- _Exercise directions_: The only thing to send back is the number of lines below that hold the string "date".

[Page and application data records]
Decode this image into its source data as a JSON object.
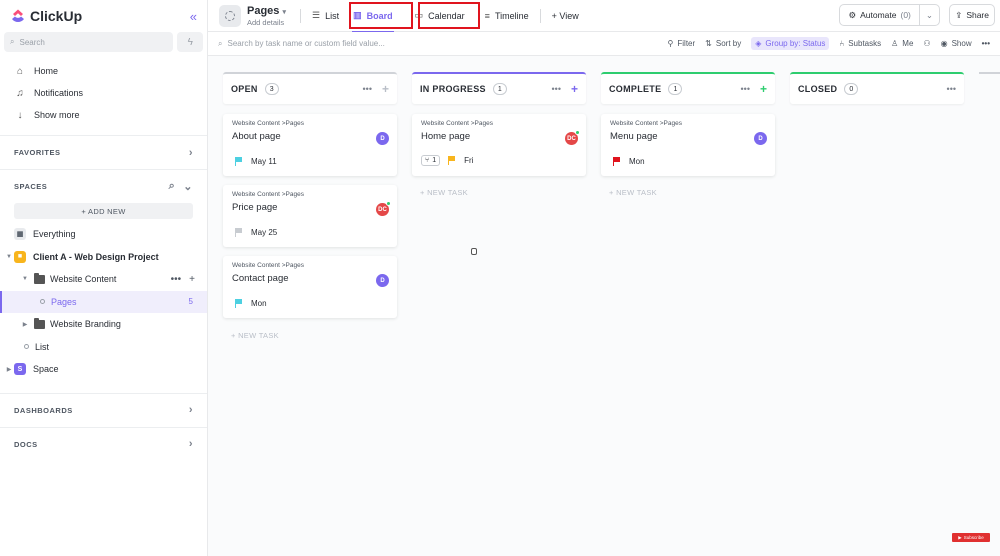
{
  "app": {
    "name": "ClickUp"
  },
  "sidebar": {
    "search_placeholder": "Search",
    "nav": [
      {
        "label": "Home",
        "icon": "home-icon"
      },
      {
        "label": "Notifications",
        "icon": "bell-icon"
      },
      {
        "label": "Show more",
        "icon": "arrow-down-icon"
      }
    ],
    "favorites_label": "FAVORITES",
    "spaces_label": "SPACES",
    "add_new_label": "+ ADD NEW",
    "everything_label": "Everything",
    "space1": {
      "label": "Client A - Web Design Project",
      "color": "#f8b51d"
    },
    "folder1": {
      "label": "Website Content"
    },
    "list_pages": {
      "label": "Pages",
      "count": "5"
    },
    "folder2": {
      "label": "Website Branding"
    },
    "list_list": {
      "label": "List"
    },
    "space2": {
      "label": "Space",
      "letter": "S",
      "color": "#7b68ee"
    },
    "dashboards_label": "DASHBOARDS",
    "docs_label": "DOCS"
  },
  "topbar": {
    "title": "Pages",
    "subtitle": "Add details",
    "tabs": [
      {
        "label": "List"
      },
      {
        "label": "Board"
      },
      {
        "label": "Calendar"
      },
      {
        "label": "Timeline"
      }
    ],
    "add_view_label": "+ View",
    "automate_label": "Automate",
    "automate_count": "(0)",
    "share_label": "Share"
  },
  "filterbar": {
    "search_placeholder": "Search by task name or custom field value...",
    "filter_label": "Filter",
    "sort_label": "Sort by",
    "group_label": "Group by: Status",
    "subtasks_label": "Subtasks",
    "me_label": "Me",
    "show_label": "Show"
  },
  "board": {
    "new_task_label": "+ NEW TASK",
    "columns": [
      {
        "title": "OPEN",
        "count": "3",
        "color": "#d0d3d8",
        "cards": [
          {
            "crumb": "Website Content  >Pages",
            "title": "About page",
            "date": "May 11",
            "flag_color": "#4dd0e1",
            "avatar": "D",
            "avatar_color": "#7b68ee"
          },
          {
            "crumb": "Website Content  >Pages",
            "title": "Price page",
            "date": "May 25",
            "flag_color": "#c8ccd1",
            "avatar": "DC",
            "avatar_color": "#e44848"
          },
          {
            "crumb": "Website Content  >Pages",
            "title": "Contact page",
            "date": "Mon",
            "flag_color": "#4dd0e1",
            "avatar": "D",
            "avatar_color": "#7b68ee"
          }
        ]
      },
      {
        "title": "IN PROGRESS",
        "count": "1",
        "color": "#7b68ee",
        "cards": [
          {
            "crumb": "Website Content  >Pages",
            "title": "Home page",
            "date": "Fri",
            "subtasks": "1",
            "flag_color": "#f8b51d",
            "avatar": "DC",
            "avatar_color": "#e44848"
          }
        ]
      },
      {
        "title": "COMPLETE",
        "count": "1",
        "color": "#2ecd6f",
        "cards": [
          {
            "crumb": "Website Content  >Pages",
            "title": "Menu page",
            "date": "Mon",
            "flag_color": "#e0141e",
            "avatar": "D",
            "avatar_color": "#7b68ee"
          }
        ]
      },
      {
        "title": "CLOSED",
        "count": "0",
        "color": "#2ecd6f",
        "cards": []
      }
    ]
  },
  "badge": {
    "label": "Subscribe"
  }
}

- _Task output_: 5